= WHAT THE EXERCISE ASKS =
Report the count of lines in the records that contain "VARCHAR", without any added text.

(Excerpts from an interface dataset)
----

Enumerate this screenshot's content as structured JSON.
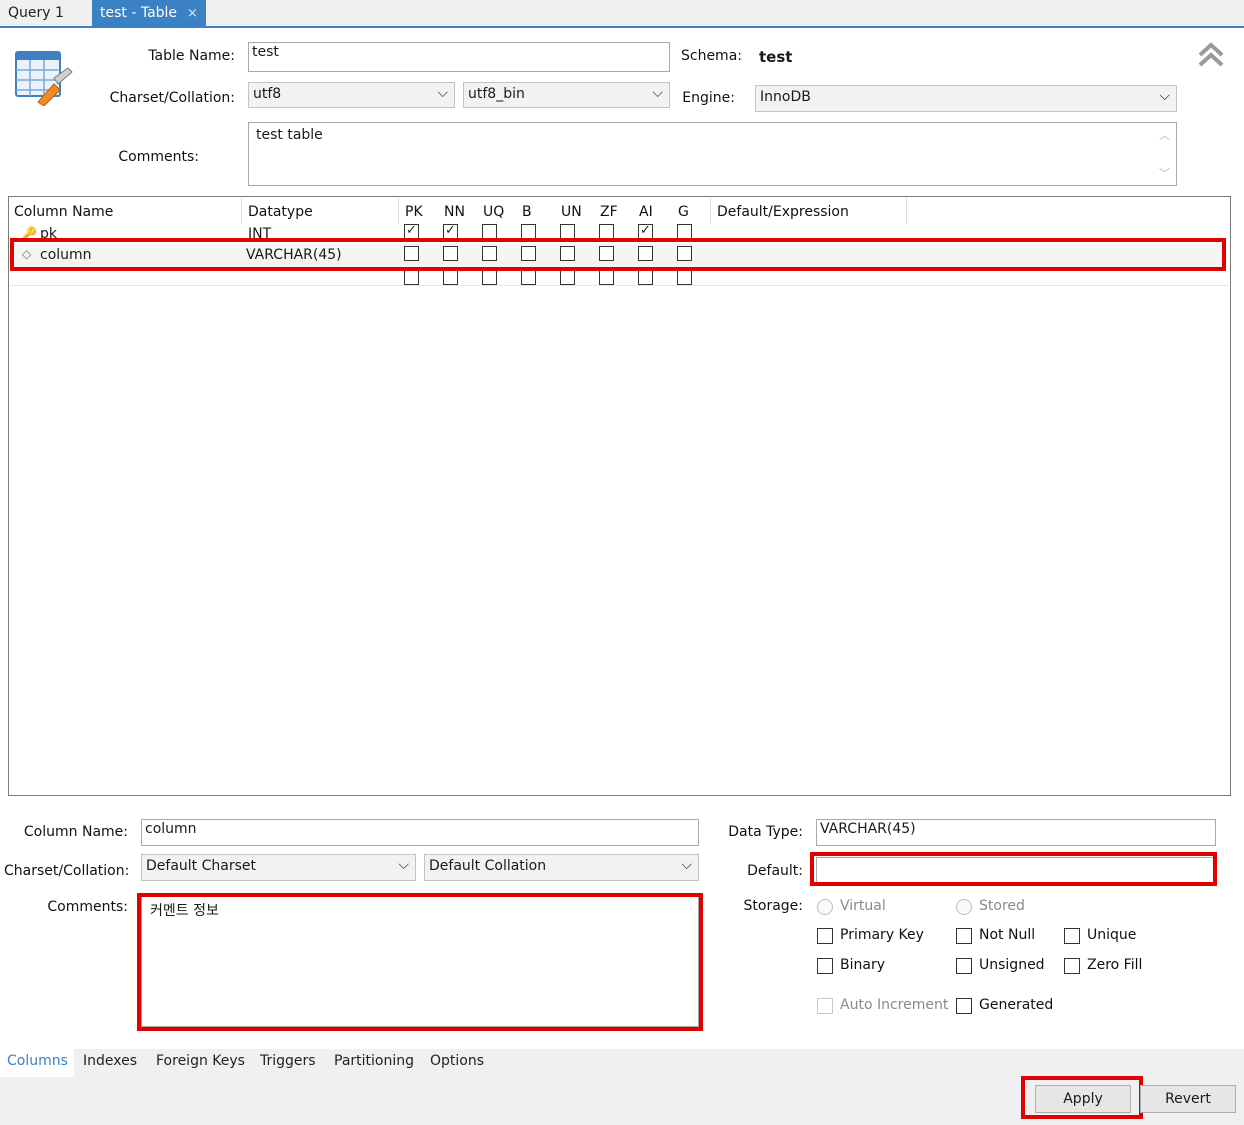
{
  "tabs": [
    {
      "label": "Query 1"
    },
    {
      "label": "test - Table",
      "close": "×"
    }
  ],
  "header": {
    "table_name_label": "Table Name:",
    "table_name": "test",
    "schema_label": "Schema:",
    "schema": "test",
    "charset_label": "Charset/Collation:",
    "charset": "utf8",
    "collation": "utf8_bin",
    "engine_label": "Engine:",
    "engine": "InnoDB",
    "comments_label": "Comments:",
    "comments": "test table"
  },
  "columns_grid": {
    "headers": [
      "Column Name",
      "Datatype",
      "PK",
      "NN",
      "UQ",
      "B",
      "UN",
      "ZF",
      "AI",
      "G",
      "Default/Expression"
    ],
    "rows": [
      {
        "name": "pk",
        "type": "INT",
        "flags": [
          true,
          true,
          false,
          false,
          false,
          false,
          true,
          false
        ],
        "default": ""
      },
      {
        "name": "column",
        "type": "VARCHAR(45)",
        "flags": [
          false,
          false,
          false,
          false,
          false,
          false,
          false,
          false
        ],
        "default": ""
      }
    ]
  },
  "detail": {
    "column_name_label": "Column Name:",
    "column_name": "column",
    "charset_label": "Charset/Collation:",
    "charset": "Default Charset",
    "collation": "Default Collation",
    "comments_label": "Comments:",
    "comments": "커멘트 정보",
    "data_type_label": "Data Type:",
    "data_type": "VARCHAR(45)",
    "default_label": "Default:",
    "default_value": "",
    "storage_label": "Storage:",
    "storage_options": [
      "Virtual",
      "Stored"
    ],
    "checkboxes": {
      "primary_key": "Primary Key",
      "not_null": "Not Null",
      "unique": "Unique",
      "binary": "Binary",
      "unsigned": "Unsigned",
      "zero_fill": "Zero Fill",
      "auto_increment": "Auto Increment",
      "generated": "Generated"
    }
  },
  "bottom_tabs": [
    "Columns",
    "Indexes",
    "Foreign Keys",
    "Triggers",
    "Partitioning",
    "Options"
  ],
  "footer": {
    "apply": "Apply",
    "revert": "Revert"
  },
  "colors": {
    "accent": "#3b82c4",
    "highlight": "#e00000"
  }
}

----

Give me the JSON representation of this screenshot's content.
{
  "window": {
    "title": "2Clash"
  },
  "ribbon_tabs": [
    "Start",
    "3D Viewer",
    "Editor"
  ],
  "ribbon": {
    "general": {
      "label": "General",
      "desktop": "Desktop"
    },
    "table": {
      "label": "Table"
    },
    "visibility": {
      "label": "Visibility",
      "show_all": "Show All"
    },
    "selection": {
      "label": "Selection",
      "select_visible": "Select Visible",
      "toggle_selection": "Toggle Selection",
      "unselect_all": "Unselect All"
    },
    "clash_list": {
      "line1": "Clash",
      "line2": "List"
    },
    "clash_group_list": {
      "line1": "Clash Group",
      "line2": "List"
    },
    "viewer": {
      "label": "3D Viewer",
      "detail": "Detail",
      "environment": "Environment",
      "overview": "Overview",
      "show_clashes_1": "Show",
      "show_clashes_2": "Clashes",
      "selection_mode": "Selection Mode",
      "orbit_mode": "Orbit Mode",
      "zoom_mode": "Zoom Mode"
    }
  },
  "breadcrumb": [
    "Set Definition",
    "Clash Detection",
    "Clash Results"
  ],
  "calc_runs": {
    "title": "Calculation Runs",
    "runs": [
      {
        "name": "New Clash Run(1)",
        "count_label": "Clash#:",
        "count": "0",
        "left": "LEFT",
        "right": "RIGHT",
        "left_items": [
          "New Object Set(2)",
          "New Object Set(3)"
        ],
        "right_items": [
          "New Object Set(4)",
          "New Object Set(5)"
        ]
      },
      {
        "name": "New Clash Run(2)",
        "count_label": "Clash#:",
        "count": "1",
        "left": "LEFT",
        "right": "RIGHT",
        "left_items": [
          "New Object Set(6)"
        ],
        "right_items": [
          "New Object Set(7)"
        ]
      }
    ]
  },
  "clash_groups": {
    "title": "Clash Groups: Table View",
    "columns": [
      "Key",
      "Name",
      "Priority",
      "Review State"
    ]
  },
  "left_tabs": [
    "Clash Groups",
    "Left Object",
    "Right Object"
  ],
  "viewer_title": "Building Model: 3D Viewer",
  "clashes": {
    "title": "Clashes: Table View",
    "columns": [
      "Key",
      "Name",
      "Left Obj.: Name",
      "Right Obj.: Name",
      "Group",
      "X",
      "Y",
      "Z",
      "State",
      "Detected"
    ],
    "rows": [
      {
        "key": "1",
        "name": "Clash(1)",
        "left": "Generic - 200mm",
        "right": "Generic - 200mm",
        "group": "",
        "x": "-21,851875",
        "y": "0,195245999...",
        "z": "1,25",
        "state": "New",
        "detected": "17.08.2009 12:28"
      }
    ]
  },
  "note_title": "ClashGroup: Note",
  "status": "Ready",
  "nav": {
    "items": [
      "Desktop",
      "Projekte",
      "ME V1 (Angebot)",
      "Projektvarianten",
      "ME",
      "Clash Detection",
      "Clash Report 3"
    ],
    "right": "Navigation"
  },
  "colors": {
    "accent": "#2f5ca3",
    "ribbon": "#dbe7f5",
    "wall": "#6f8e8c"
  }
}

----

= RESPONSE TO THE EXERCISE =
2